:: Task to complete ::
The answer must consist of every line in the data below that holds the word "language".

Dataset rows describing interfaces
+---+
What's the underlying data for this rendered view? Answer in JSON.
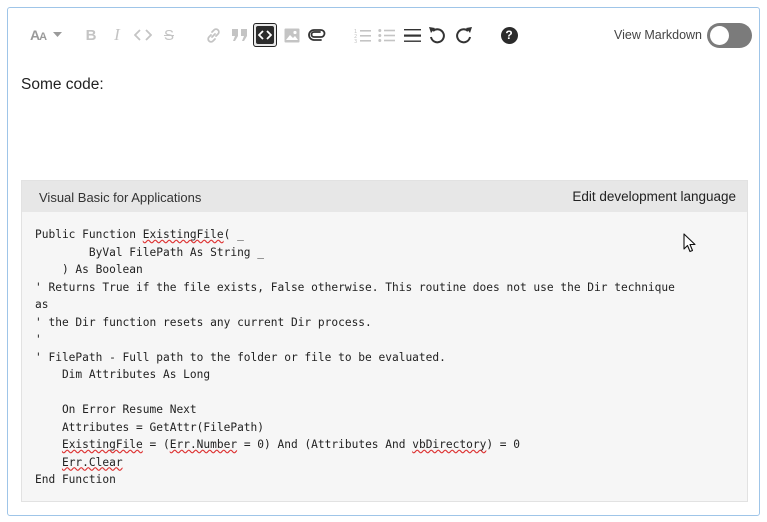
{
  "toolbar": {
    "buttons": [
      {
        "name": "font-size-icon",
        "glyph": "AA"
      },
      {
        "name": "bold-icon",
        "glyph": "B"
      },
      {
        "name": "italic-icon",
        "glyph": "I"
      },
      {
        "name": "code-icon"
      },
      {
        "name": "strikethrough-icon",
        "glyph": "S"
      },
      {
        "name": "link-icon"
      },
      {
        "name": "quote-icon"
      },
      {
        "name": "code-block-icon"
      },
      {
        "name": "image-icon"
      },
      {
        "name": "attachment-icon"
      },
      {
        "name": "numbered-list-icon"
      },
      {
        "name": "bulleted-list-icon"
      },
      {
        "name": "horizontal-rule-icon"
      },
      {
        "name": "undo-icon"
      },
      {
        "name": "redo-icon"
      },
      {
        "name": "help-icon",
        "glyph": "?"
      }
    ],
    "view_markdown_label": "View Markdown",
    "view_markdown_on": false
  },
  "content": {
    "paragraph": "Some code:"
  },
  "code_block": {
    "language": "Visual Basic for Applications",
    "edit_language_label": "Edit development language",
    "lines": [
      "Public Function ExistingFile( _",
      "        ByVal FilePath As String _",
      "    ) As Boolean",
      "' Returns True if the file exists, False otherwise. This routine does not use the Dir technique",
      "as",
      "' the Dir function resets any current Dir process.",
      "'",
      "' FilePath - Full path to the folder or file to be evaluated.",
      "    Dim Attributes As Long",
      "",
      "    On Error Resume Next",
      "    Attributes = GetAttr(FilePath)",
      "    ExistingFile = (Err.Number = 0) And (Attributes And vbDirectory) = 0",
      "    Err.Clear",
      "End Function"
    ],
    "spellcheck_words": [
      "ExistingFile",
      "Err.Number",
      "vbDirectory",
      "Err.Clear"
    ]
  },
  "colors": {
    "border": "#9fc5e8",
    "toggle_off": "#7b7b7b",
    "code_bg": "#f6f6f6",
    "code_header_bg": "#e7e7e7",
    "squiggle": "#d33"
  }
}
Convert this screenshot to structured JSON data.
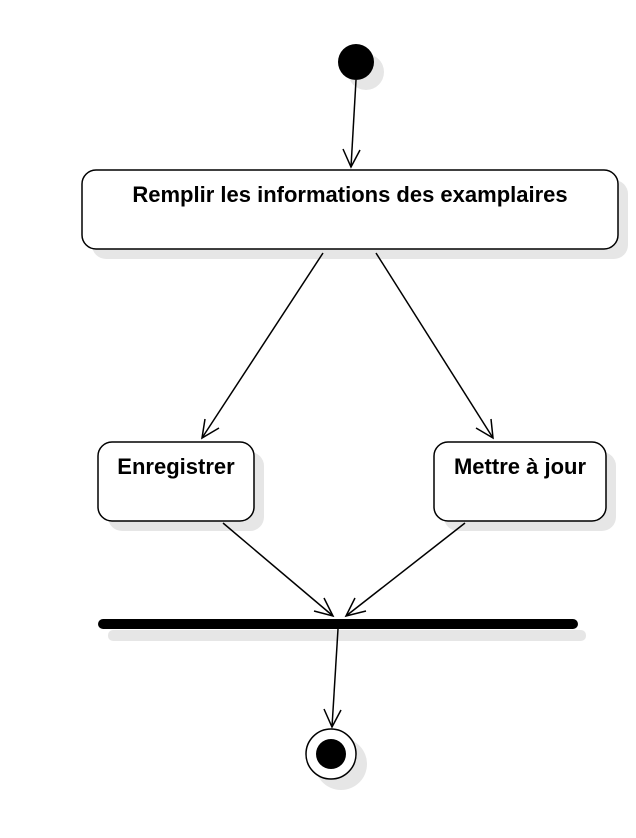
{
  "diagram": {
    "type": "uml-activity-diagram",
    "actions": {
      "fill_info": "Remplir les informations des examplaires",
      "save": "Enregistrer",
      "update": "Mettre à jour"
    },
    "nodes": [
      "initial-node",
      "action-fill-info",
      "action-save",
      "action-update",
      "join-bar",
      "final-node"
    ],
    "edges": [
      {
        "from": "initial-node",
        "to": "action-fill-info"
      },
      {
        "from": "action-fill-info",
        "to": "action-save"
      },
      {
        "from": "action-fill-info",
        "to": "action-update"
      },
      {
        "from": "action-save",
        "to": "join-bar"
      },
      {
        "from": "action-update",
        "to": "join-bar"
      },
      {
        "from": "join-bar",
        "to": "final-node"
      }
    ],
    "colors": {
      "stroke": "#000000",
      "fill": "#ffffff",
      "shadow": "#e6e6e6"
    }
  }
}
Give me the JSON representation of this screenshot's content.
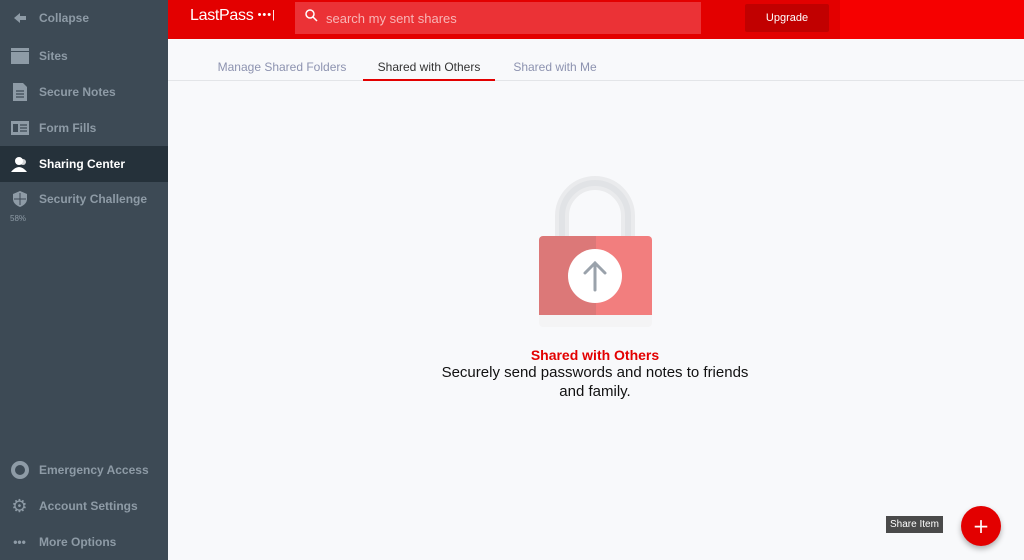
{
  "sidebar": {
    "items": [
      {
        "label": "Collapse",
        "icon": "arrow-left-icon"
      },
      {
        "label": "Sites",
        "icon": "browser-window-icon"
      },
      {
        "label": "Secure Notes",
        "icon": "note-icon"
      },
      {
        "label": "Form Fills",
        "icon": "id-card-icon"
      },
      {
        "label": "Sharing Center",
        "icon": "users-icon",
        "active": true
      },
      {
        "label": "Security Challenge",
        "icon": "shield-icon"
      },
      {
        "label": "Emergency Access",
        "icon": "life-ring-icon"
      },
      {
        "label": "Account Settings",
        "icon": "gear-icon"
      },
      {
        "label": "More Options",
        "icon": "ellipsis-icon"
      }
    ],
    "security_score": "58%"
  },
  "header": {
    "logo": "LastPass",
    "logo_dots": "•••|",
    "search_placeholder": "search my sent shares",
    "upgrade": "Upgrade"
  },
  "tabs": [
    {
      "label": "Manage Shared Folders"
    },
    {
      "label": "Shared with Others",
      "active": true
    },
    {
      "label": "Shared with Me"
    }
  ],
  "empty_state": {
    "title": "Shared with Others",
    "description": "Securely send passwords and notes to friends and family."
  },
  "fab": {
    "tooltip": "Share Item",
    "label": "+"
  },
  "colors": {
    "brand": "#e30000",
    "sidebar": "#3d4a55",
    "sidebar_active": "#25313a"
  }
}
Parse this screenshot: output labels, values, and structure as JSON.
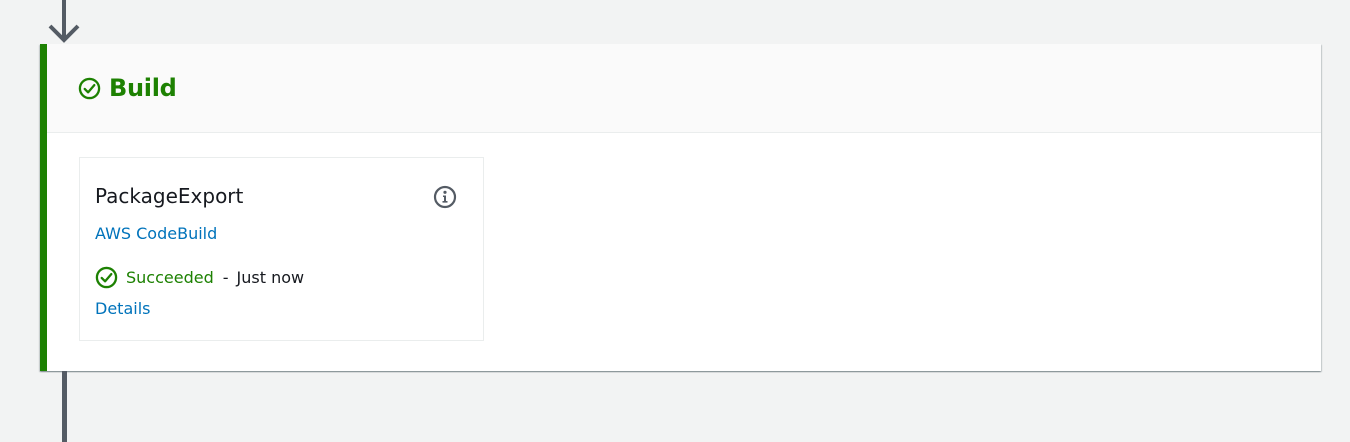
{
  "stage": {
    "name": "Build",
    "status_color": "#1d8102",
    "status_icon": "check-circle-icon"
  },
  "action": {
    "name": "PackageExport",
    "provider": "AWS CodeBuild",
    "status": "Succeeded",
    "separator": "-",
    "time": "Just now",
    "details_label": "Details",
    "info_icon": "info-icon",
    "status_icon": "check-circle-icon"
  },
  "colors": {
    "success": "#1d8102",
    "link": "#0073bb",
    "connector": "#545b64",
    "background": "#f2f3f3"
  }
}
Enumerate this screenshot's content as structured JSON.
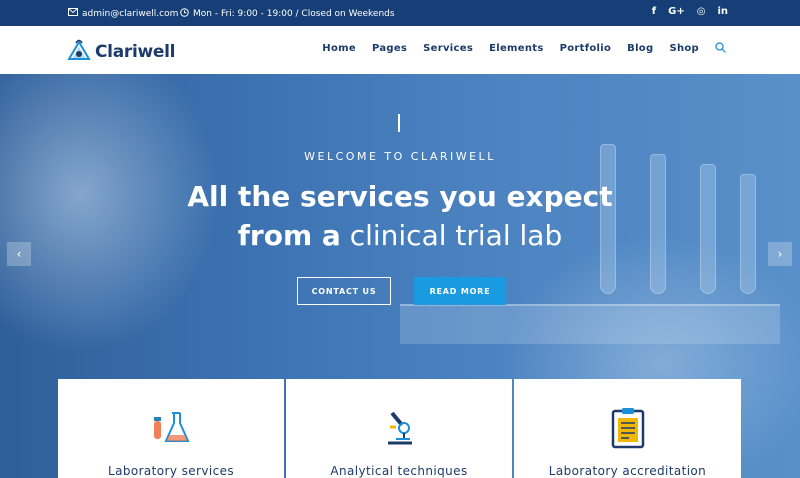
{
  "topbar": {
    "email": "admin@clariwell.com",
    "hours": "Mon - Fri: 9:00 - 19:00 / Closed on Weekends",
    "socials": [
      "f",
      "G+",
      "◎",
      "in"
    ]
  },
  "header": {
    "brand": "Clariwell",
    "nav": [
      "Home",
      "Pages",
      "Services",
      "Elements",
      "Portfolio",
      "Blog",
      "Shop"
    ]
  },
  "hero": {
    "eyebrow": "WELCOME TO CLARIWELL",
    "title_line1": "All the services you expect",
    "title_line2_bold": "from a",
    "title_line2_light": "clinical trial lab",
    "btn_contact": "CONTACT US",
    "btn_read": "READ MORE",
    "prev_arrow": "‹",
    "next_arrow": "›"
  },
  "services": [
    {
      "label": "Laboratory services",
      "icon": "flask-icon"
    },
    {
      "label": "Analytical techniques",
      "icon": "microscope-icon"
    },
    {
      "label": "Laboratory accreditation",
      "icon": "clipboard-icon"
    }
  ],
  "colors": {
    "topbar": "#153f76",
    "brand": "#1d3b6a",
    "accent": "#1a9ae0"
  }
}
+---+
:: Reply ::
    "language": "Visual Basic for Applications",
    "edit_language_label": "Edit development language",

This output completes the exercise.